Lambda Literary kicked off the third day of their virtual LitFest with the topic of Writing in Hollywood and the challenges faced as Black and POC LGBTQ+ folks writing in Hollywood. The panel featured four extraordinary guests respected in their fields of work. The panel focused on the umbrella topic of what performative, tokenist diversity looks like compared to actual diversity for the sake of storytelling and representing minority experiences accurately and what does that look like in a writing room.
The panel included award winning filmmaker, Kase Peña, a Transgender Latinx Female of Dominican Descent, who’s currently raising funds for her independent feature film Trans Los Angeles’.
Her career started in New York City where she was born. Recalling her experience as a filmmaker who wanted to do work on more independent films, quite different from many writers in New York City who want to follow the career trajectory of television. Eventually she moved to Los Angeles where she got work working on sets and wrote many of her films until she had enough experience to make it bigger in the industry.

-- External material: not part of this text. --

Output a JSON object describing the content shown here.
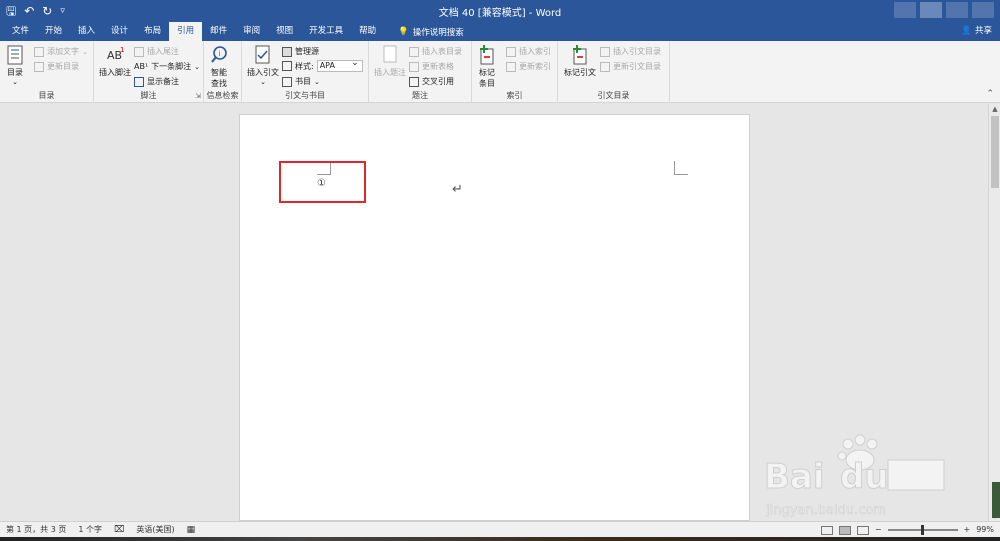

What defined much of her advice to writers looking to make it into the industry was to be aware of the structural reasons of trying to make it in a career dominated by white cis men while being BIPOC and LGBTQ, to work hard, and focus on your craft as best you could.
“You have to be committed to your work,” Peña said. “Put in the work and good energy will come your way.”
Then there was Taneka Stotts, an Emmy-nominated television writer who has worked on the animated series My Little Pony: Pony Life (Hasbro), Steven Universe Future, and Craig of the Creek (Cartoon Network).
Stotts began as an editor and publisher for multiple award-winning comic book anthologies including the 2015 Lambda Literary Award winner Beyond: The Queer Sci-Fi & Fantasy Comic Anthology and the 2017 Ignatz winner for Outstanding Anthology, 2018 Silver Medalist at the Independent Publisher Book Awards, and 2018 Eisner winner for Best Anthology Elements: Fire – A Comic Anthology by Creators of Color.
Every bit encouraging as she is fierce, blunt, and determined, the author discussed her experiences on demanding diversity not simply within the stories television and film writers create, but including diversity within the writing room so that the story could be as authentically and creatively diverse as possible.
“My story has been lived,” Stotts said. “Their story has (hopefully) been researched.”
Stotts stresses that it’s important for BIPOC and POC LGBTQ+ people to be within the writing room when these stories are made. But with the animation industry being dominated by white cis men, it’s not only important to bring well-known BIPOC and POC LGBTQ+ writers on to the scene, but also equally important for those same writers to hire in writers that will further diversify the writing room.
Finally, there was writer and actor Steve Harper. Harper currently serves as Supervising Producer on the CW drama Stargirl and has written for God Friended Me on CBS, ABC’s American Crime, the USA Network’s Covert Affairs and created the Emmy nominated web series Send Me.
Harper told audience members the importance of working on your craft wherever you are, whenever you can, being yourself, and networking.
“The industry is every bit socializing as it is craft and talent,” Harper said. He advised newer writers to get out there, put your confidence forward and be yourself because “people notice, and people are attracted to that confidence”.
The next panel will be tonight at 6:00 P.M. PT/9:00 P.M. ET where panelists will be discussing Politics, Activism, & Writing through a Black & POC LGBTQ framework.
If you were unable to attend the virtual event, or any of the virtual events, Lambda will be releasing a closed caption recording of each event next week on their YouTube channel.